Not in our home.

The Phi Beta Kappa Society is the oldest and most venerated academic honor society in the United States. It dates back to 1776, its first chapter created on the campus of The College of William and Mary, which is where my mother, father, oldest brother and I sat on that day in the spring of 1978. This particular gathering was to celebrate the new members from that year’s class. When the doors opened and the honor graduates walked through them, my middle brother, Brian, led the way. I tried but I could not see the look on the face of the woman who sat in front of us. She was no longer stealing glances. To this day, I still wish I could have seen what the vision of my brother, at the head of all the white students, did to her.

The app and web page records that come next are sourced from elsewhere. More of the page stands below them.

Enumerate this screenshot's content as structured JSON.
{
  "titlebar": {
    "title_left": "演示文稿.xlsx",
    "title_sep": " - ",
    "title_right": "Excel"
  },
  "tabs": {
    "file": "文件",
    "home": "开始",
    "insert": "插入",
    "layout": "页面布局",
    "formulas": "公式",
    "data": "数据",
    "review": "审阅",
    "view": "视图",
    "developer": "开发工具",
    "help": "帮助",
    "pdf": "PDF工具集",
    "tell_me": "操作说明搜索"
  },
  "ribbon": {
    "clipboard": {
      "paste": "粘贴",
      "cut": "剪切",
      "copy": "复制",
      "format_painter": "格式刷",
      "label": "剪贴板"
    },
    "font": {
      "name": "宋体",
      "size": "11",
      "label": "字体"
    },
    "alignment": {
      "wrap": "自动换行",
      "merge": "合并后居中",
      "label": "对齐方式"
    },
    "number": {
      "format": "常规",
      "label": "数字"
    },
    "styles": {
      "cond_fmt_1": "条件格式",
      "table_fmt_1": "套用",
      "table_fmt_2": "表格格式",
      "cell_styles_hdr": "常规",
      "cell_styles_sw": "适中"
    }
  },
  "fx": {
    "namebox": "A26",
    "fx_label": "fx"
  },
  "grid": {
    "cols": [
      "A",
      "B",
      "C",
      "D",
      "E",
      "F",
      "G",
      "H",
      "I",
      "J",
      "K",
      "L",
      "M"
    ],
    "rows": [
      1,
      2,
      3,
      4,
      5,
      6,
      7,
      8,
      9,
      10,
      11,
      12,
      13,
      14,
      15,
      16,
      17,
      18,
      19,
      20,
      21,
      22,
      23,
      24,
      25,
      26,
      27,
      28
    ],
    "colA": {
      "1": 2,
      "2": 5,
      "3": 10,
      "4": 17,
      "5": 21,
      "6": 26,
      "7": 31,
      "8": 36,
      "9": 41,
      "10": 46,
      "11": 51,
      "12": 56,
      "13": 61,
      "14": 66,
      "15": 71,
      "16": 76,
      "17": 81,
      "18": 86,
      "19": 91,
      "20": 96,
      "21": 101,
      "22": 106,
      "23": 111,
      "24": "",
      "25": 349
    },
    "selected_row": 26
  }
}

Brian was the only black William & Mary student in the room that day. It was an extraordinary moment when we stood with two of the Society’s officers and one smiled as he said the words, We want you to know that Brian is the first of his kind in the history of the college to receive this honor. Even though he didn’t seem to know how to refer to us, which created a little awkwardness, they chatted amiably, shook all of our hands and at that moment, at least in that room, we were looked upon as a family of intellectual equals. None of us ever looked back. Brian’s achievement instantly provided me with a determined confidence to continue my dreams of success in college and beyond.

Richard, an exceptional student, had graduated the year before from Old Dominion University with a degree in Physics. He would become a nuclear engineer and eventually Site Vice President of the Surry Nuclear Power Plant. At one point in time, he was the only African-American in charge of and running a nuclear power plant in the United States.

Brian became a world-renowned religious scholar with 15 published books to his name. His title, Revelation: A Commentary, was named by The Academy of Parish Clergy as the best reference book of 2009. His most recent, Invasion of the Dead, was included in the Academy of Parish Clergy’s Top 10 Books for 2014. He is now presiding as the first African-American President of the Union Presbyterian Seminary in Richmond, VA. Years later, when my daughter visited William and Mary as a prospective student, she would find his name and its historical significance on a brochure and swell with pride.

And then there is me. On that day back in 1978, I was a journalism student at Virginia Commonwealth University in Richmond, boosted by an academic scholarship from one of Smithfield’s meat packing companies. I would go on to become an Emmy award-winning television director and like my brother, an award-winning author. At one time I was the only African-American director at all of NBC News. I am happy to say that is no longer the case.

Many years after that remarkable day, just after helping my daughter, Julia, get settled in her freshman dorm, I took a walk. I found a quiet place where I could call home. My mother answered the phone. I said, Mama, you know where I am right now? I am standing on the grounds of Princeton University. After all the years of hard work you two put in. After staying the course. After fighting so hard for that dream, you have made it to the Ivy League. You both did this. She would not be here were it not for you.

She cried. And so did I.

I did finally respond to the young woman who questioned our story. I was saddened by the fact that she believed it impossible for one African-American family to produce three successful children. I offered her proof. Luckily, they’d put me in a classroom with a computer so that I could have them Google my brother Brian, because in my heart of hearts, on that fateful day in that splendid room at William and Mary, he made my parents’ dream real for me, he gave me hope, and he brought to life something my parents had always said. No one is better than you. No one is smarter than you, no matter what their color might be. Go out there and prove it.

It is the truth that we did, I told the students. It is also the truth that you can.